In an article that asks, “What Does the Bible Say about Removing Statues?” Dr. Jim Dennison draws attention to the fact that numerous characters in the Bible had severe character flaws and committed egregious sins. “Should pictures and artworks depicting them be removed?” asks Dennison. He adds:
“Former House Speaker Newt Gingrich writes: ‘President Franklin Delano Roosevelt worked with segregationists, refused to rescue Jews seeking to flee Germany, and locked up Japanese Americans in camps which later led to the United States paying compensation for such a clear injustice. Should we remove the FDR Memorial on the Mall?”
“Historian David Greenberg responded last year to newly revealed FBI records about Dr. Martin Luther King, Jr. that make very unfavorable allegations. Greenberg notes: ‘Even if the ugliest charges against King are bolstered by additional evidence, that doesn’t mean we should talk about renaming Martin Luther King Day, tearing down statues of him, or stripping him of his Nobel Prize. In recent years, we’ve had altogether too much wrecking-ball history—history that takes public or private flaws or failings as reason to cast extraordinary men and women out of our political or artistic pantheons. Historians know that even the most admirable figures from our past were flawed, mortal beings—bad parents or bad spouses, capable of violence or cruelty, beholden to sexist or racist ideas, venal or megalomaniac, dishonest or predatory. Awareness of these qualities doesn’t mean despising figures once held up as heroes. Rather, it gives us a more complete and nuanced picture of the people who shaped our world.’”
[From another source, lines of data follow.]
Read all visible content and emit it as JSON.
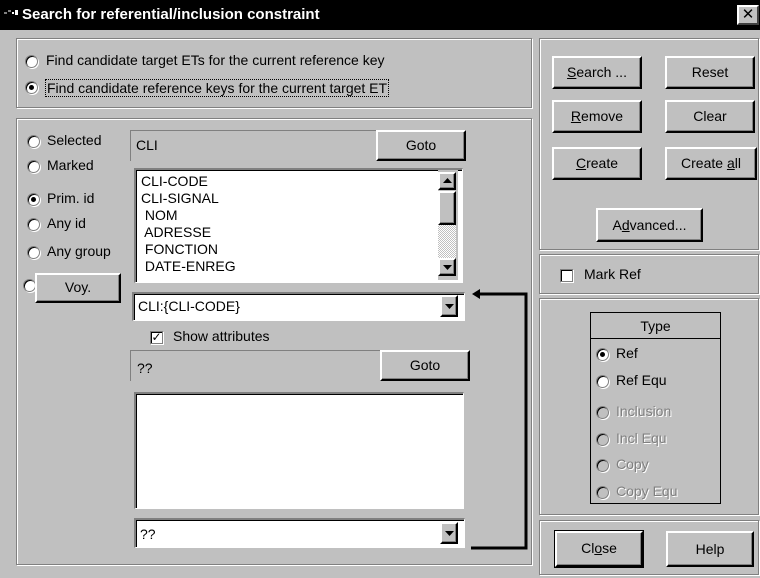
{
  "window": {
    "title": "Search for referential/inclusion constraint",
    "close_label": "✕"
  },
  "mode": {
    "options": [
      {
        "label": "Find candidate target ETs for the current reference key",
        "selected": false
      },
      {
        "label": "Find candidate reference keys for the current target ET",
        "selected": true
      }
    ]
  },
  "scope": {
    "options": [
      {
        "label": "Selected",
        "selected": false
      },
      {
        "label": "Marked",
        "selected": false
      },
      {
        "label": "Prim. id",
        "selected": true
      },
      {
        "label": "Any id",
        "selected": false
      },
      {
        "label": "Any group",
        "selected": false
      }
    ],
    "voy_label": "Voy."
  },
  "upper": {
    "field_value": "CLI",
    "goto_label": "Goto",
    "list_items": [
      "CLI-CODE",
      "CLI-SIGNAL",
      " NOM",
      " ADRESSE",
      " FONCTION",
      " DATE-ENREG"
    ],
    "combo_value": "CLI:{CLI-CODE}",
    "show_attributes_label": "Show attributes",
    "show_attributes_checked": true
  },
  "lower": {
    "field_value": "??",
    "goto_label": "Goto",
    "list_items": [],
    "combo_value": "??"
  },
  "buttons": {
    "search": {
      "pre": "",
      "key": "S",
      "post": "earch ..."
    },
    "reset": "Reset",
    "remove": {
      "pre": "",
      "key": "R",
      "post": "emove"
    },
    "clear": "Clear",
    "create": {
      "pre": "",
      "key": "C",
      "post": "reate"
    },
    "create_all": {
      "pre": "Create ",
      "key": "a",
      "post": "ll"
    },
    "advanced": {
      "pre": "A",
      "key": "d",
      "post": "vanced..."
    },
    "close": {
      "pre": "Cl",
      "key": "o",
      "post": "se"
    },
    "help": "Help"
  },
  "mark_ref": {
    "label": "Mark Ref",
    "checked": false
  },
  "type": {
    "title": "Type",
    "options": [
      {
        "label": "Ref",
        "selected": true,
        "enabled": true
      },
      {
        "label": "Ref Equ",
        "selected": false,
        "enabled": true
      },
      {
        "label": "Inclusion",
        "selected": false,
        "enabled": false
      },
      {
        "label": "Incl Equ",
        "selected": false,
        "enabled": false
      },
      {
        "label": "Copy",
        "selected": false,
        "enabled": false
      },
      {
        "label": "Copy Equ",
        "selected": false,
        "enabled": false
      }
    ]
  }
}
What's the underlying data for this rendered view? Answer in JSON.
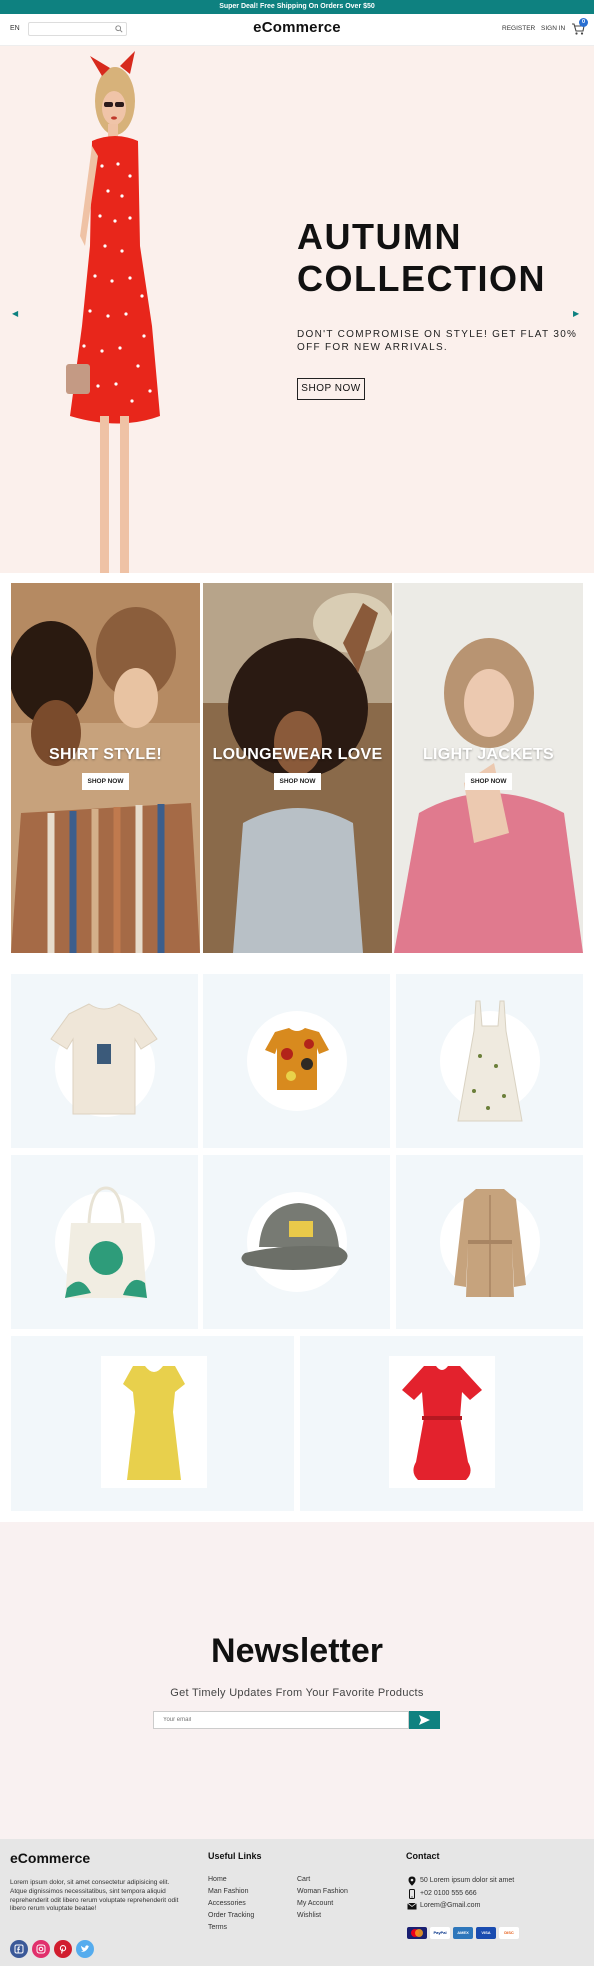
{
  "topbar": {
    "text": "Super Deal! Free Shipping On Orders Over $50"
  },
  "header": {
    "lang": "EN",
    "search_placeholder": "",
    "logo": "eCommerce",
    "register": "REGISTER",
    "signin": "SIGN IN",
    "cart_count": "0"
  },
  "hero": {
    "title_line1": "AUTUMN",
    "title_line2": "COLLECTION",
    "subtitle": "DON'T COMPROMISE ON STYLE! GET FLAT 30% OFF FOR NEW ARRIVALS.",
    "button": "SHOP NOW"
  },
  "categories": [
    {
      "title": "SHIRT STYLE!",
      "button": "SHOP NOW"
    },
    {
      "title": "LOUNGEWEAR LOVE",
      "button": "SHOP NOW"
    },
    {
      "title": "LIGHT JACKETS",
      "button": "SHOP NOW"
    }
  ],
  "products": [
    {
      "name": "t-shirt"
    },
    {
      "name": "hawaiian-shirt"
    },
    {
      "name": "floral-dress"
    },
    {
      "name": "tote-bag"
    },
    {
      "name": "cap"
    },
    {
      "name": "trench-coat"
    },
    {
      "name": "yellow-dress"
    },
    {
      "name": "red-dress"
    }
  ],
  "newsletter": {
    "title": "Newsletter",
    "subtitle": "Get Timely Updates From Your Favorite Products",
    "placeholder": "Your email"
  },
  "footer": {
    "brand": "eCommerce",
    "description": "Lorem ipsum dolor, sit amet consectetur adipisicing elit. Atque dignissimos necessitatibus, sint tempora aliquid reprehenderit odit libero rerum voluptate reprehenderit odit libero rerum voluptate beatae!",
    "useful_links_title": "Useful Links",
    "links_col1": [
      "Home",
      "Man Fashion",
      "Accessories",
      "Order Tracking",
      "Terms"
    ],
    "links_col2": [
      "Cart",
      "Woman Fashion",
      "My Account",
      "Wishlist"
    ],
    "contact_title": "Contact",
    "address": "50 Lorem ipsum dolor sit amet",
    "phone": "+02 0100 555 666",
    "email": "Lorem@Gmail.com",
    "payments": [
      "MasterCard",
      "PayPal",
      "Amex",
      "VISA",
      "Discover"
    ]
  },
  "colors": {
    "accent": "#0e8180",
    "hero_bg": "#fbf0ec",
    "product_bg": "#f2f7fa",
    "newsletter_bg": "#f9f1f1",
    "footer_bg": "#e6e6e6"
  }
}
Denison concludes, “[D]ecisions regarding public art should be made by the public. Scripture teaches, ‘Let every person be subject to the governing authorities. For there is no authority except from God, and those that exist have been instituted by God’ (Romans 13:1). In our context, this principle endorses the rule of law in its local and national expressions.”
“We can have our respective views on the meaning of Confederate monuments and what should be done with them. We should express those views with civility and kindness,” said Creech. “But where there shouldn’t be disagreement is in what manner those views get expressed. It’s both alarming and disappointing when a professor of theology and ethics at a Christian University validates anarchy.”